And what a fun gift guide! I got a painting commissioned of our house for the main gift, but there are some good ideas here to round it out. (I forgot I had bought that acupressure mat for my husband’s recent birthday based on your recommendation, so guess it’s going to him for Christmas.)
That’s an interesting comment: “it may not only be a gender thing but an ability thing.” Now that I think about it, with our business, I tended to live in and enjoy living in the minutiae: the meticulous tracking and recording of product/tech specs in a long priority queue, the handling of the finer points of sales, etc. Mr. Magpie excelled in analyzing the data to come up with bigger picture reports that in turn formed strategy. Helpful to realize this, too; maybe we are playing to our strengths in our home life as well.
Hope your man loves the mat like mine does!
It sounds like you have a wonderful, supportive husband. And yes, I tend to diminish my husband’s role to some degree and there’s a real lesson in your writing. But I do find the biggest difference to be that when he’s home, he’s “off duty.” I know many moms, myself included, really struggle to find any time for a break; “work” hours within the home bleeding into any “downtime.” Perhaps this gets more overwhelming as children and responsibilities are added – we have three! As in driving to three kids’ activities/sports, someone’s sick, someone needs a treat for school, etc. The difference in work load and time has become more apparent. Some things can be outsourced (taxes, lawn maintenance) but when it comes to children and the careful support of them, that can not.
Thanks for giving me something to think about today. Also, love the gift guide!

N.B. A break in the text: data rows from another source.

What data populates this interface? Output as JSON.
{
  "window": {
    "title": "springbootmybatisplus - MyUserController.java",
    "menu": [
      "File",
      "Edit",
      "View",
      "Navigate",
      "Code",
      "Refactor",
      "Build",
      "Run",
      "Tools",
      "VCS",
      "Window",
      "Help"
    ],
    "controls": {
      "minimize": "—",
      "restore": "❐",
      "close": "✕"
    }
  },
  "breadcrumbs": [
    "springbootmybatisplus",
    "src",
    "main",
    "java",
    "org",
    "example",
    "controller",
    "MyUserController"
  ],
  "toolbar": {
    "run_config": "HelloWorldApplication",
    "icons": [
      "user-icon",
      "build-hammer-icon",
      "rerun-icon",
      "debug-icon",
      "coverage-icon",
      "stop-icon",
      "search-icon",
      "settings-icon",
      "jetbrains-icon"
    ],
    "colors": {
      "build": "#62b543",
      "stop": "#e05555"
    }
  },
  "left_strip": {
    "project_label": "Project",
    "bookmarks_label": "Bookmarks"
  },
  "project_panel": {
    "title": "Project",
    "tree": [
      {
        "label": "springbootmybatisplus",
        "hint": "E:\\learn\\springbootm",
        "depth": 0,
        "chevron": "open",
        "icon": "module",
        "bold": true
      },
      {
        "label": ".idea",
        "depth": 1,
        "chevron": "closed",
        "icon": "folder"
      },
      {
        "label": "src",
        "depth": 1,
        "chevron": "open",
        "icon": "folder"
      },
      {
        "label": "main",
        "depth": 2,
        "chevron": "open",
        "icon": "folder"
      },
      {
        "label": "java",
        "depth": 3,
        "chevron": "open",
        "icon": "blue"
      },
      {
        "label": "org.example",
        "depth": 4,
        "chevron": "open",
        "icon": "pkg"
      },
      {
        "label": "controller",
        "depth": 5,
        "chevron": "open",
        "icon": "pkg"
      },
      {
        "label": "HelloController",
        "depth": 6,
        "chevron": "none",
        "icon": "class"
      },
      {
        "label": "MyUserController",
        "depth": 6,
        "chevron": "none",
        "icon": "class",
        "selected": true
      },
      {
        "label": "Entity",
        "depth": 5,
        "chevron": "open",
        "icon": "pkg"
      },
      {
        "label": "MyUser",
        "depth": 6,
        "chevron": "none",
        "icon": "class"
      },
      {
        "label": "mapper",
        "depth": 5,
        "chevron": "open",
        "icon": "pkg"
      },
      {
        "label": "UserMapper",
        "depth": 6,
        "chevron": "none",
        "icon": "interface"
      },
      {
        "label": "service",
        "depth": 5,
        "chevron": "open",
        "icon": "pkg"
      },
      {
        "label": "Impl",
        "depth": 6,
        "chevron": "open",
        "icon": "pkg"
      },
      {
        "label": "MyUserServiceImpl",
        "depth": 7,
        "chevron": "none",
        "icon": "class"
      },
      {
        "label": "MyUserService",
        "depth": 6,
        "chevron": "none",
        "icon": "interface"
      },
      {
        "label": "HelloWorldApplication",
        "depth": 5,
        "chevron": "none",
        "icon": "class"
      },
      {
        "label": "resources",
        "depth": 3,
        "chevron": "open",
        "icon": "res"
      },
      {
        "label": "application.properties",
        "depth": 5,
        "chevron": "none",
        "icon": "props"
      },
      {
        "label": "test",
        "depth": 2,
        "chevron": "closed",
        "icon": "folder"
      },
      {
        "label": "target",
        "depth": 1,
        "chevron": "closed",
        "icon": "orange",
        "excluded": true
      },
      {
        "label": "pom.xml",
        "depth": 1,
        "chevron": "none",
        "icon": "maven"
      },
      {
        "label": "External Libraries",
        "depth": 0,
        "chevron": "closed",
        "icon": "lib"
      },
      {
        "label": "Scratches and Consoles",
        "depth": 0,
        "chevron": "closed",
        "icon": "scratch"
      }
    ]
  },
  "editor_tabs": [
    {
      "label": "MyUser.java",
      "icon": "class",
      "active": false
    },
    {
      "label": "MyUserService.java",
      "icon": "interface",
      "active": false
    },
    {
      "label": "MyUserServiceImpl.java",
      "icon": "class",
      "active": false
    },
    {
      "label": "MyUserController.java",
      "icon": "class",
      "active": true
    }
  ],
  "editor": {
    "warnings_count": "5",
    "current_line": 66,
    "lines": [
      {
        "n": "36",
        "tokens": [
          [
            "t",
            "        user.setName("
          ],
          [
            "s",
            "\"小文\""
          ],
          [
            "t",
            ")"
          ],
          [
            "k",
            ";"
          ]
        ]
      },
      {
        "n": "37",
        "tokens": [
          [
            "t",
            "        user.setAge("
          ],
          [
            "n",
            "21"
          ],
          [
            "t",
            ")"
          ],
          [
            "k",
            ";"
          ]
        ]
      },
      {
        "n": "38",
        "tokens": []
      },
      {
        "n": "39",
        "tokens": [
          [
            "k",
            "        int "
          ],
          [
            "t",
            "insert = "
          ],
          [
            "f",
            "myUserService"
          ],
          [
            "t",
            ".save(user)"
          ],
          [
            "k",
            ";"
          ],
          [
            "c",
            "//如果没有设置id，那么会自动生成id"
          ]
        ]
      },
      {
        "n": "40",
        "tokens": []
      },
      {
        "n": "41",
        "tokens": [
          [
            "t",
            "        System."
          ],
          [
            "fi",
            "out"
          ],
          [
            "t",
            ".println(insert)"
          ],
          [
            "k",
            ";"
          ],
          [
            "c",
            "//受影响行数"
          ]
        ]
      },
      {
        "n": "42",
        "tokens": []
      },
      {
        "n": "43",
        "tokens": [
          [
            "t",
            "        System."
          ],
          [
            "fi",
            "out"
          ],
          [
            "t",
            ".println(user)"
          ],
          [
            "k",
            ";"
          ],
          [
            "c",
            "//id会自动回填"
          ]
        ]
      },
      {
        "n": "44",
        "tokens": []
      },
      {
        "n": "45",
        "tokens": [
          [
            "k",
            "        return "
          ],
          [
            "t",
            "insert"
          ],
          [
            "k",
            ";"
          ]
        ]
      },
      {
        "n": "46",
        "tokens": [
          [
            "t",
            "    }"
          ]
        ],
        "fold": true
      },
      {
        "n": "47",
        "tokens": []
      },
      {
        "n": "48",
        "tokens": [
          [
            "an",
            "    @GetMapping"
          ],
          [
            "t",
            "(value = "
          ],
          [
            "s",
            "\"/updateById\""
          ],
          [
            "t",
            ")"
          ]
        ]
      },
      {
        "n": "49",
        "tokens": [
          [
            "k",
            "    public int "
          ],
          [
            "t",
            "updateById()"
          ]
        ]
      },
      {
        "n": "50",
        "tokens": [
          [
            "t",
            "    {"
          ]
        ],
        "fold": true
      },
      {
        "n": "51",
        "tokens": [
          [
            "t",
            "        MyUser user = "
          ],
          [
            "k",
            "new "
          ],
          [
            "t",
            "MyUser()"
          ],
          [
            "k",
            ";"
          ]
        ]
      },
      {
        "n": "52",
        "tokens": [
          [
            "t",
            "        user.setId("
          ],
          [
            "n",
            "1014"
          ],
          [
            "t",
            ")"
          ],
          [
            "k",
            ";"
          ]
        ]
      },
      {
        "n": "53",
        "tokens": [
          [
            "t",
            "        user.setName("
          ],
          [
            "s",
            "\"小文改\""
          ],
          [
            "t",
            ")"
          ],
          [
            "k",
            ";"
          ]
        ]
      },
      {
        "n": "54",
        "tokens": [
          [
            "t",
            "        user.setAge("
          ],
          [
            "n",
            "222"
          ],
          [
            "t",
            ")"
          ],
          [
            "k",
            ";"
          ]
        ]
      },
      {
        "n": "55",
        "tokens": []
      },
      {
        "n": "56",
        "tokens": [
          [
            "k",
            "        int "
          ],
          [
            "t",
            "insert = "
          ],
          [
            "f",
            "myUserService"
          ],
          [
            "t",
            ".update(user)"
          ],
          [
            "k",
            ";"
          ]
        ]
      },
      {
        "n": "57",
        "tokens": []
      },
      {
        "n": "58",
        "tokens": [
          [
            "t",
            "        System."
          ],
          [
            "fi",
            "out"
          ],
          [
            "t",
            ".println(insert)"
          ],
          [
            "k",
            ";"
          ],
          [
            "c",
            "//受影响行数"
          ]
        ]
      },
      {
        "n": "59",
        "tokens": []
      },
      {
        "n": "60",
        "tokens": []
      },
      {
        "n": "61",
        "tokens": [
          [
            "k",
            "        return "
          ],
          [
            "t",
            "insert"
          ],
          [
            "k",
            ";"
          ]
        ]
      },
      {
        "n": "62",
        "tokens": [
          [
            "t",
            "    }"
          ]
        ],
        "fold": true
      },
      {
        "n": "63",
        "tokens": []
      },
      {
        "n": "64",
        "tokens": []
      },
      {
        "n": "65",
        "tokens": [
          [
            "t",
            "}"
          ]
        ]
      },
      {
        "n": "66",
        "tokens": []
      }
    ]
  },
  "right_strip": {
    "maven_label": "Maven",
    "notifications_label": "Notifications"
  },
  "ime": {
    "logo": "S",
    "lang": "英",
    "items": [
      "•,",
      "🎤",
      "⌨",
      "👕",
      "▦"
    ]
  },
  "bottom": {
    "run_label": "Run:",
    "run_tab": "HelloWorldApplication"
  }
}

Hi Amy – You are so right and I especially related to this comment: “work” hours within the home bleed into any “downtime.” How true! Naptimes are often filled with grocery-ordering, treat-making, planning for upcoming holidays, etc. I enjoy doing these things but let’s be clear: it’s not “downtime.” This was an informative comment for me. Thanks for giving me something to think about, for further shaping my perspective!